The current Zika epidemic in Latin America is likely to be largely over within three years, a new study showed Thursday.
That's because people are unlikely to be infected with Zika twice, according to the study published in the U.S. journal Science.
The resulting herd immunity, when a large percentage of a population has become immune to an infection, will likely then delay the next large Zika epidemic for more than a decade.
"This study uses all available data to provide an understanding of how the disease will unfold -- and allows us to gauge the threat in the imminent future," lead author Neil Ferguson, professor of the Imperial College London, said in a statement.
"Our analysis suggests that Zika spread is not containable, but that the epidemic will burn itself out within 2-3 years."
The Zika virus is carried by the Aedes aegypti mosquito, but the study cautioned any large-scale government programs to target the mosquitoes may have limited impact.
"The virus is very similar to the dengue virus, and transmitted by the same mosquito. But previous experience with dengue has shown controlling spread to be incredibly difficult," Ferguson said.
"Also, efforts to contain the epidemic would have needed to have been implemented much earlier in the current Zika epidemic to have a major effect -- but by the time we realized the scale of the problem it was too late. "

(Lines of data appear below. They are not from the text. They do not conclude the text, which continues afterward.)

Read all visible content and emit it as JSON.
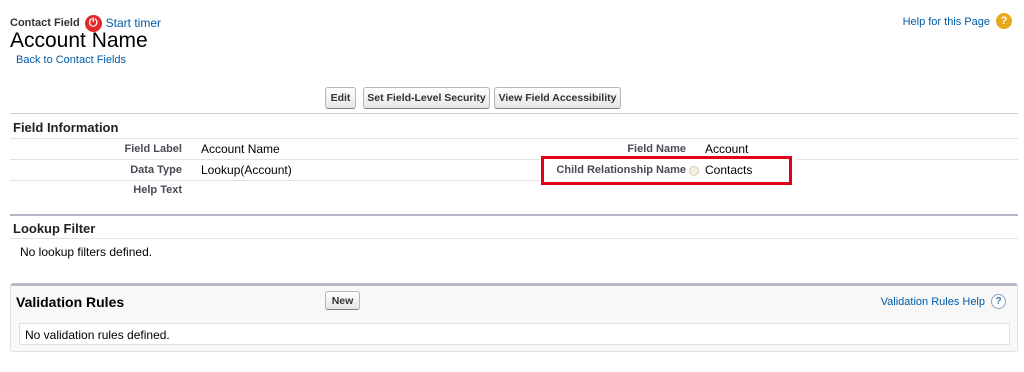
{
  "header": {
    "object_type": "Contact Field",
    "timer_link": "Start timer",
    "title": "Account Name",
    "back_link": "Back to Contact Fields",
    "help_link": "Help for this Page"
  },
  "toolbar": {
    "edit": "Edit",
    "field_level_security": "Set Field-Level Security",
    "field_accessibility": "View Field Accessibility"
  },
  "field_info": {
    "title": "Field Information",
    "left": [
      {
        "label": "Field Label",
        "value": "Account Name"
      },
      {
        "label": "Data Type",
        "value": "Lookup(Account)"
      },
      {
        "label": "Help Text",
        "value": ""
      }
    ],
    "right": [
      {
        "label": "Field Name",
        "value": "Account"
      },
      {
        "label": "Child Relationship Name",
        "value": "Contacts"
      }
    ]
  },
  "lookup_filter": {
    "title": "Lookup Filter",
    "message": "No lookup filters defined."
  },
  "validation_rules": {
    "title": "Validation Rules",
    "new_button": "New",
    "help_link": "Validation Rules Help",
    "message": "No validation rules defined."
  },
  "icons": {
    "timer": "power-icon",
    "help_page": "help-circle-icon",
    "info": "info-icon",
    "question": "question-icon"
  },
  "colors": {
    "link": "#015ba7",
    "highlight_border": "#e4001b",
    "timer_icon": "#e32b2b",
    "help_icon": "#e8a71c"
  }
}
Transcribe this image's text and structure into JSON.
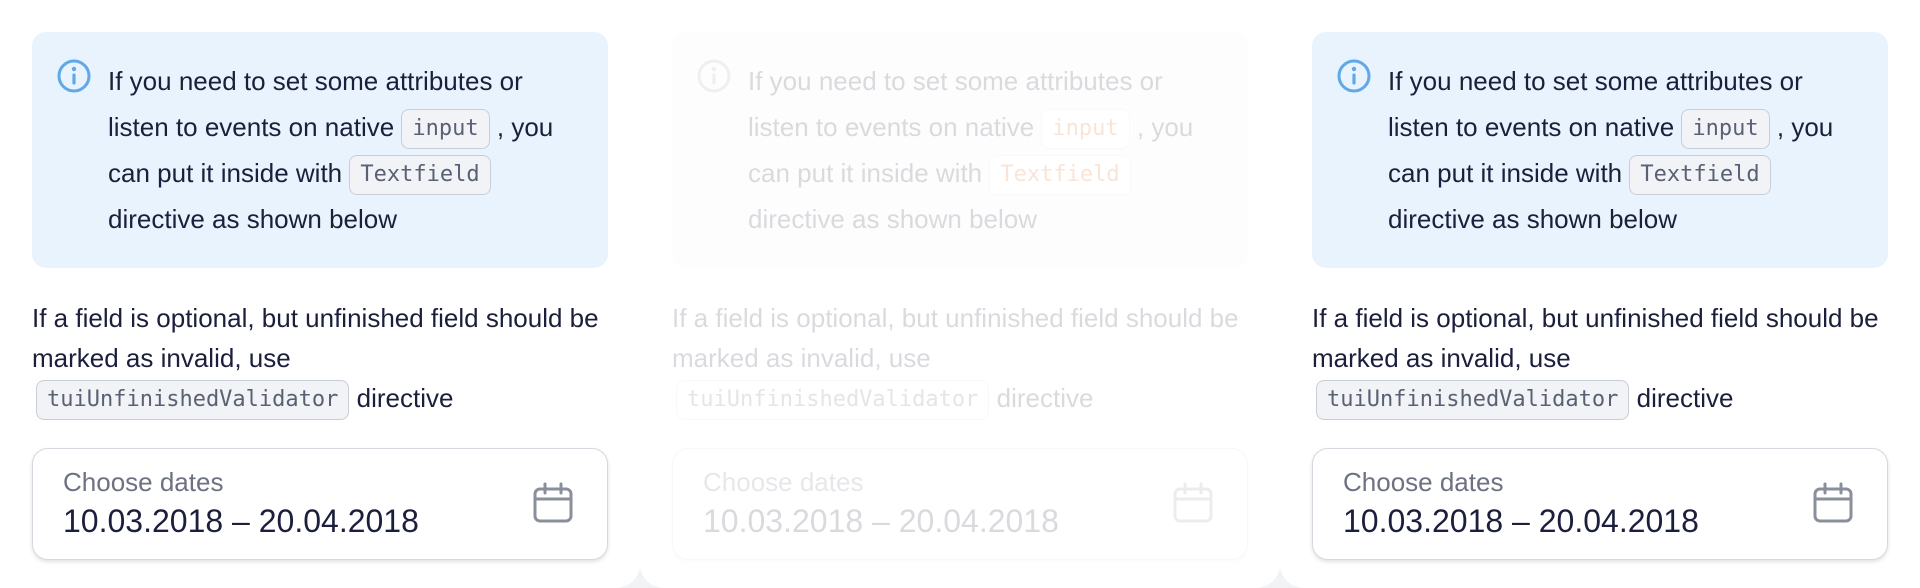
{
  "panels": [
    {
      "notice": {
        "text_1": "If you need to set some attributes or listen to events on native",
        "code_1": "input",
        "text_2": ", you can put it inside with",
        "code_2": "Textfield",
        "text_3": "directive as shown below"
      },
      "para": {
        "text_1": "If a field is optional, but unfinished field should be marked as invalid, use",
        "code": "tuiUnfinishedValidator",
        "text_2": "directive"
      },
      "field": {
        "label": "Choose dates",
        "value": "10.03.2018 – 20.04.2018"
      }
    },
    {
      "notice": {
        "text_1": "If you need to set some attributes or listen to events on native",
        "code_1": "input",
        "text_2": ", you can put it inside with",
        "code_2": "Textfield",
        "text_3": "directive as shown below"
      },
      "para": {
        "text_1": "If a field is optional, but unfinished field should be marked as invalid, use",
        "code": "tuiUnfinishedValidator",
        "text_2": "directive"
      },
      "field": {
        "label": "Choose dates",
        "value": "10.03.2018 – 20.04.2018"
      }
    },
    {
      "notice": {
        "text_1": "If you need to set some attributes or listen to events on native",
        "code_1": "input",
        "text_2": ", you can put it inside with",
        "code_2": "Textfield",
        "text_3": "directive as shown below"
      },
      "para": {
        "text_1": "If a field is optional, but unfinished field should be marked as invalid, use",
        "code": "tuiUnfinishedValidator",
        "text_2": "directive"
      },
      "field": {
        "label": "Choose dates",
        "value": "10.03.2018 – 20.04.2018"
      }
    }
  ],
  "colors": {
    "notice_bg": "#e9f3fd",
    "info_icon": "#5fa8ea",
    "code_accent_dim": "#e55c00",
    "text": "#1b1f3b",
    "muted": "#6c7281"
  },
  "icons": {
    "notice": "info-icon",
    "field": "calendar-icon"
  }
}
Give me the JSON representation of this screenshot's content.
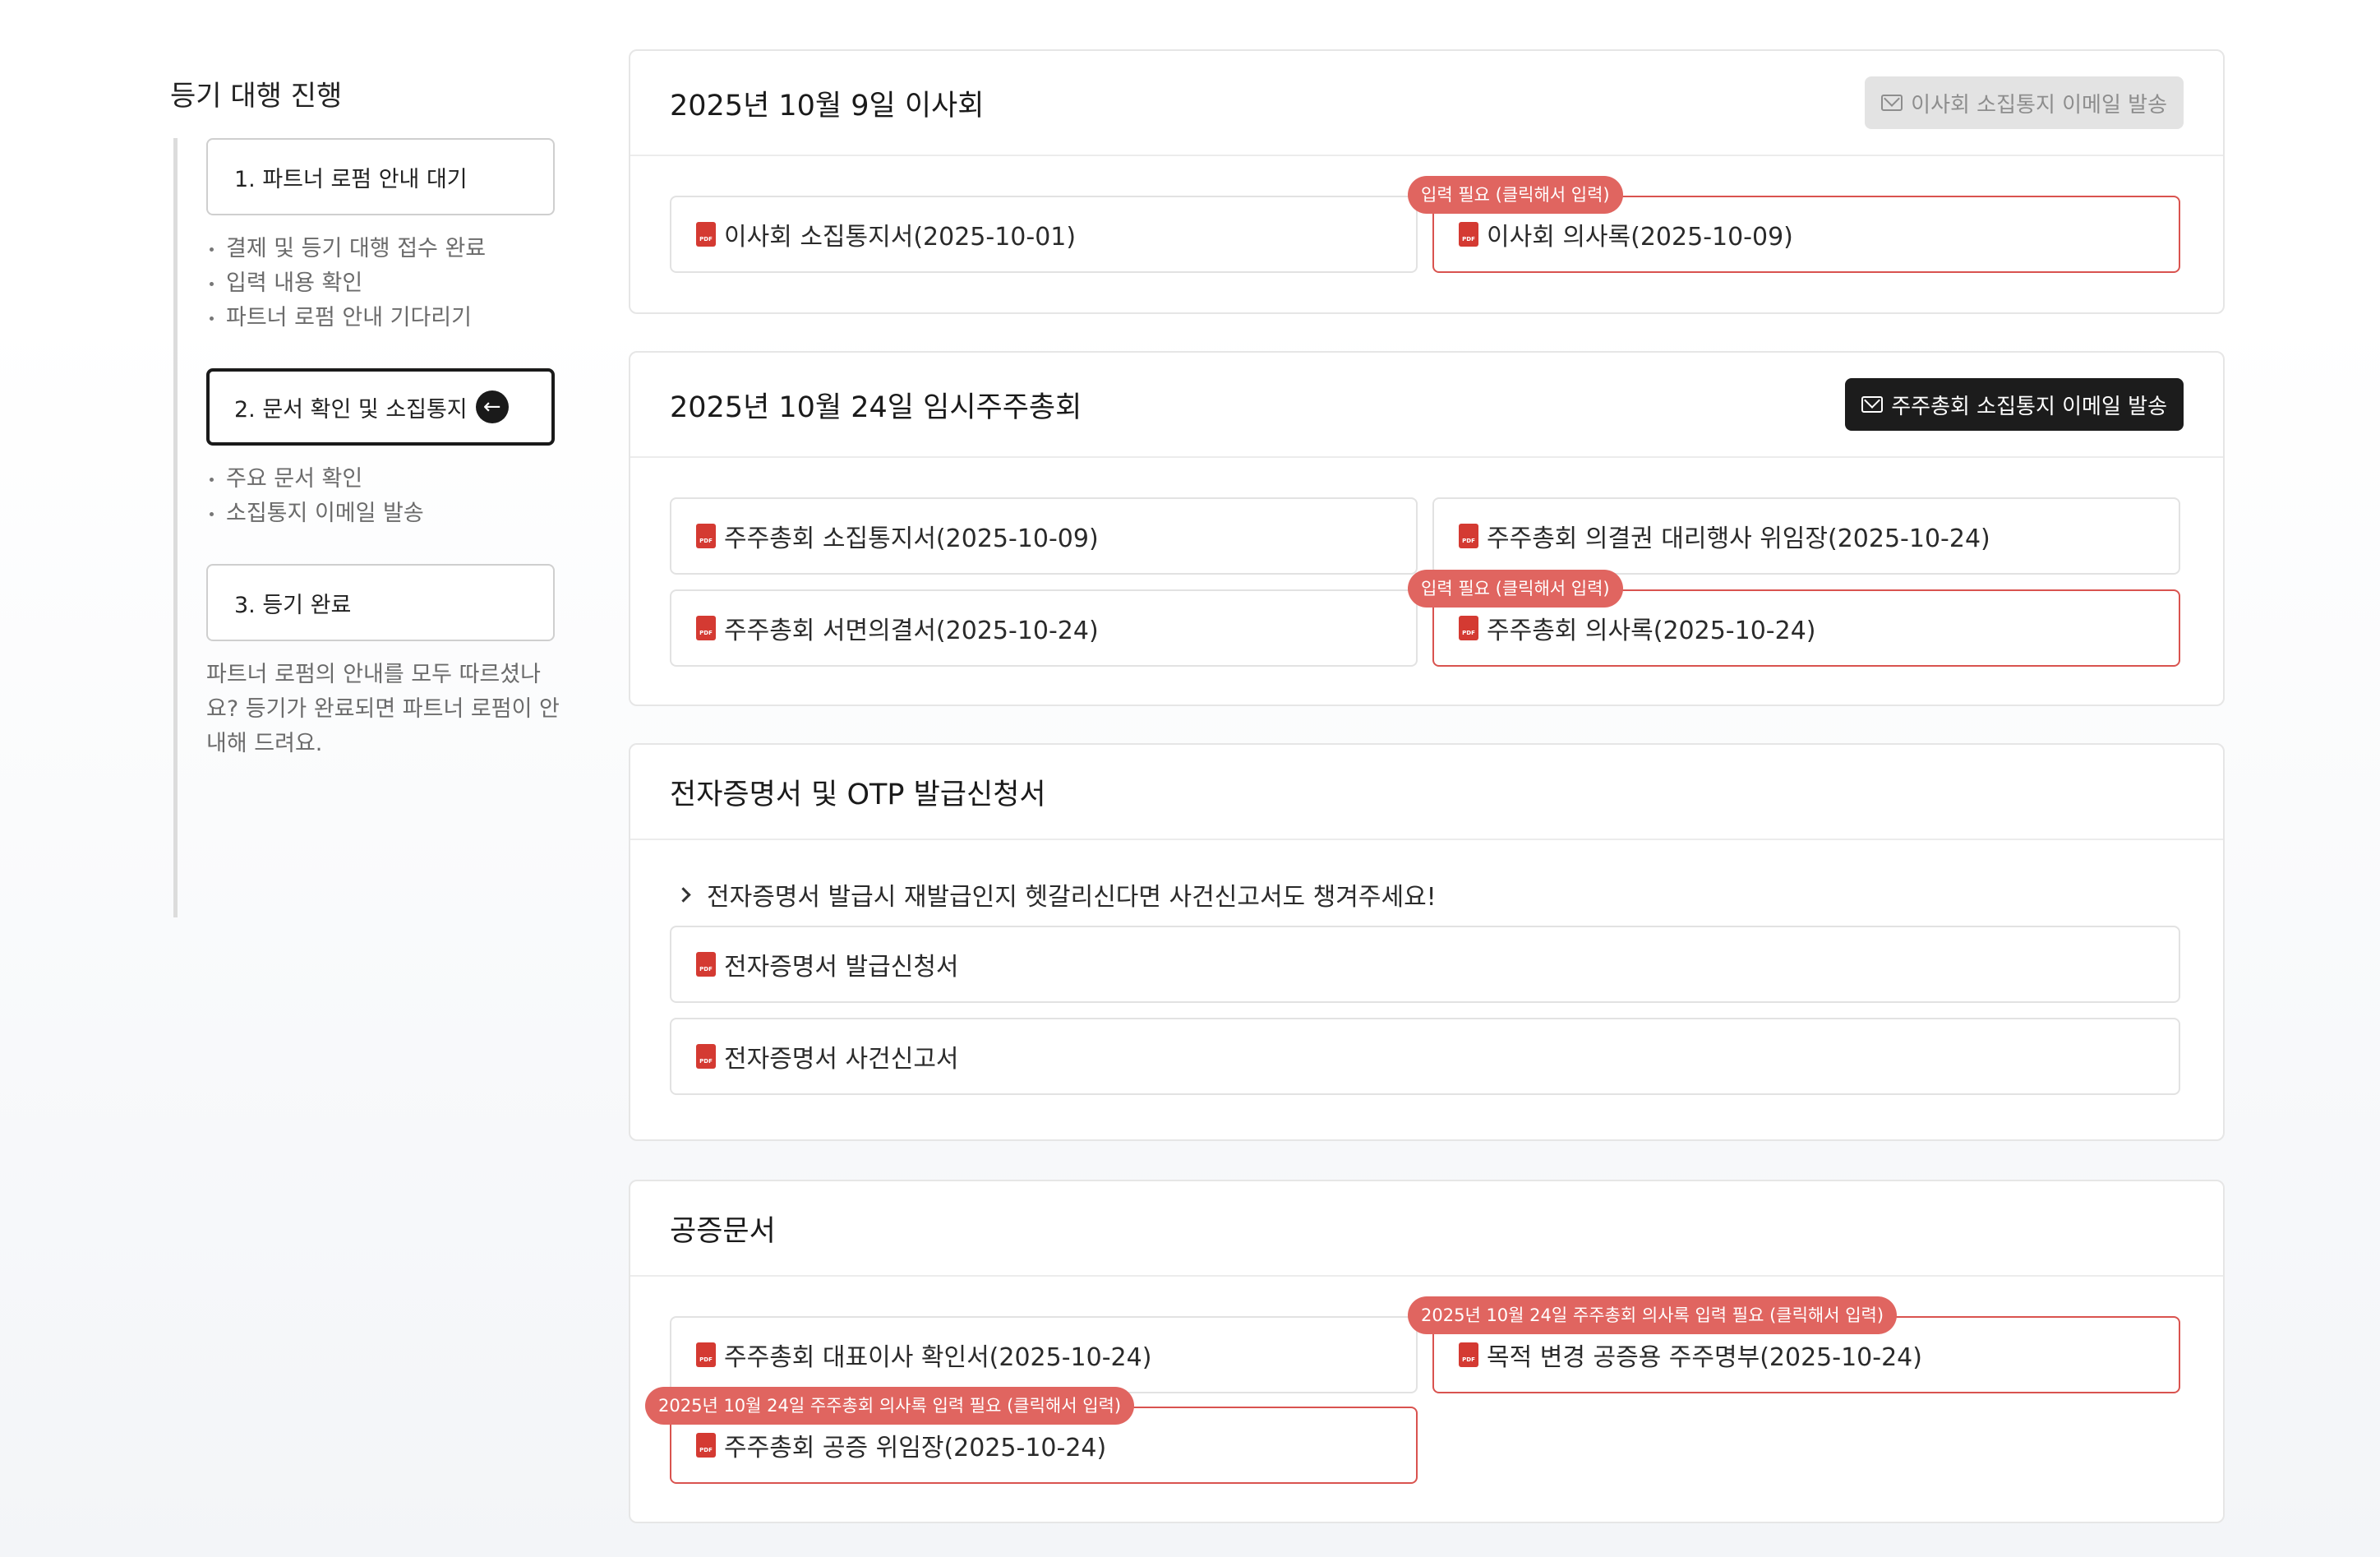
{
  "sidebar": {
    "title": "등기 대행 진행",
    "steps": [
      {
        "label": "1. 파트너 로펌 안내 대기",
        "items": [
          "결제 및 등기 대행 접수 완료",
          "입력 내용 확인",
          "파트너 로펌 안내 기다리기"
        ]
      },
      {
        "label": "2. 문서 확인 및 소집통지",
        "active": true,
        "items": [
          "주요 문서 확인",
          "소집통지 이메일 발송"
        ]
      },
      {
        "label": "3. 등기 완료",
        "note": "파트너 로펌의 안내를 모두 따르셨나요? 등기가 완료되면 파트너 로펌이 안내해 드려요."
      }
    ]
  },
  "cards": {
    "board": {
      "title": "2025년 10월 9일 이사회",
      "button": "이사회 소집통지 이메일 발송",
      "docs": [
        {
          "label": "이사회 소집통지서(2025-10-01)"
        },
        {
          "label": "이사회 의사록(2025-10-09)",
          "badge": "입력 필요 (클릭해서 입력)"
        }
      ]
    },
    "shareholders": {
      "title": "2025년 10월 24일 임시주주총회",
      "button": "주주총회 소집통지 이메일 발송",
      "docs": [
        {
          "label": "주주총회 소집통지서(2025-10-09)"
        },
        {
          "label": "주주총회 의결권 대리행사 위임장(2025-10-24)"
        },
        {
          "label": "주주총회 서면의결서(2025-10-24)"
        },
        {
          "label": "주주총회 의사록(2025-10-24)",
          "badge": "입력 필요 (클릭해서 입력)"
        }
      ]
    },
    "certificate": {
      "title": "전자증명서 및 OTP 발급신청서",
      "hint": "전자증명서 발급시 재발급인지 헷갈리신다면 사건신고서도 챙겨주세요!",
      "docs": [
        {
          "label": "전자증명서 발급신청서"
        },
        {
          "label": "전자증명서 사건신고서"
        }
      ]
    },
    "notary": {
      "title": "공증문서",
      "docs": [
        {
          "label": "주주총회 대표이사 확인서(2025-10-24)"
        },
        {
          "label": "목적 변경 공증용 주주명부(2025-10-24)",
          "badge": "2025년 10월 24일 주주총회 의사록 입력 필요 (클릭해서 입력)"
        },
        {
          "label": "주주총회 공증 위임장(2025-10-24)",
          "badge": "2025년 10월 24일 주주총회 의사록 입력 필요 (클릭해서 입력)"
        }
      ]
    }
  },
  "colors": {
    "accent": "#1c1c1c",
    "required_border": "#d9534f",
    "badge_bg": "#e06560",
    "pdf_icon": "#d43a32",
    "disabled_button_bg": "#e3e3e3"
  },
  "icons": {
    "document": "pdf-icon",
    "mail": "mail-icon",
    "active_step": "arrow-left-circle-icon",
    "hint": "chevron-right-icon"
  }
}
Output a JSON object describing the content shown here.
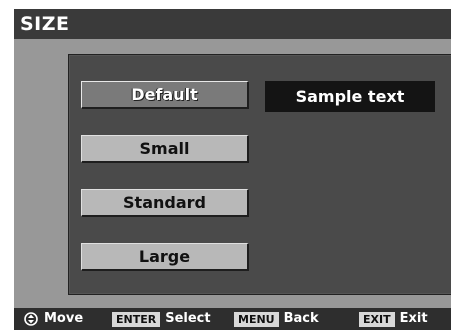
{
  "header": {
    "title": "SIZE"
  },
  "options": [
    {
      "label": "Default",
      "selected": true
    },
    {
      "label": "Small",
      "selected": false
    },
    {
      "label": "Standard",
      "selected": false
    },
    {
      "label": "Large",
      "selected": false
    }
  ],
  "preview": {
    "text": "Sample text"
  },
  "footer": {
    "move": {
      "icon": "updown-circle-icon",
      "label": "Move"
    },
    "select": {
      "key": "ENTER",
      "label": "Select"
    },
    "back": {
      "key": "MENU",
      "label": "Back"
    },
    "exit": {
      "key": "EXIT",
      "label": "Exit"
    }
  },
  "colors": {
    "selected_bg": "#7a7a7a",
    "option_bg": "#b8b8b8",
    "panel_bg": "#4a4a4a",
    "preview_bg": "#141414"
  }
}
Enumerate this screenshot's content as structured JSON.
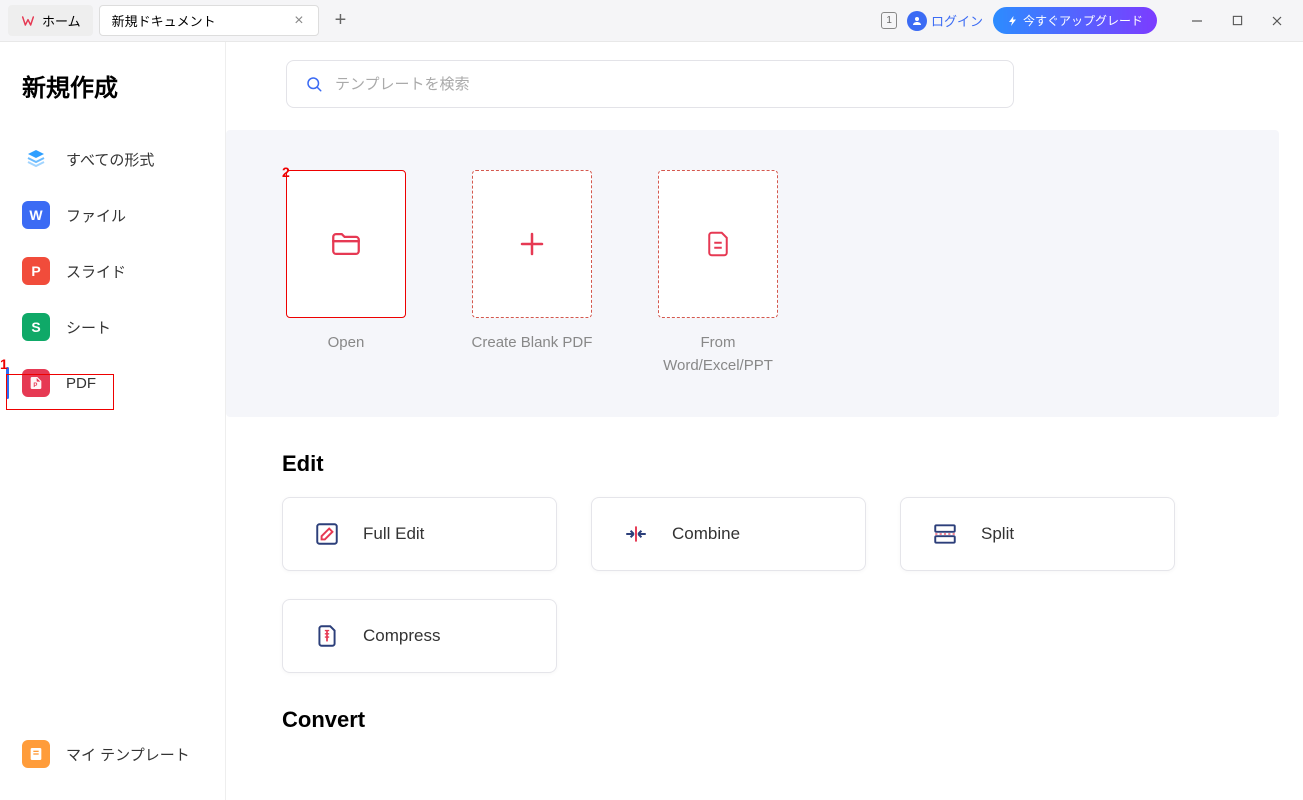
{
  "titlebar": {
    "home_label": "ホーム",
    "doc_tab_label": "新規ドキュメント",
    "badge": "1",
    "login_label": "ログイン",
    "upgrade_label": "今すぐアップグレード"
  },
  "sidebar": {
    "title": "新規作成",
    "items": [
      {
        "label": "すべての形式"
      },
      {
        "label": "ファイル"
      },
      {
        "label": "スライド"
      },
      {
        "label": "シート"
      },
      {
        "label": "PDF"
      }
    ],
    "bottom_label": "マイ テンプレート"
  },
  "search": {
    "placeholder": "テンプレートを検索"
  },
  "cards": [
    {
      "label": "Open"
    },
    {
      "label": "Create Blank PDF"
    },
    {
      "label": "From Word/Excel/PPT"
    }
  ],
  "sections": {
    "edit_title": "Edit",
    "edit_actions": [
      "Full Edit",
      "Combine",
      "Split",
      "Compress"
    ],
    "convert_title": "Convert"
  },
  "annotations": {
    "a1": "1",
    "a2": "2"
  }
}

He cautioned that targeting mosquitoes could actually be counterproductive, because that means the population will take longer to reach the level of herd immunity needed for transmission to stop.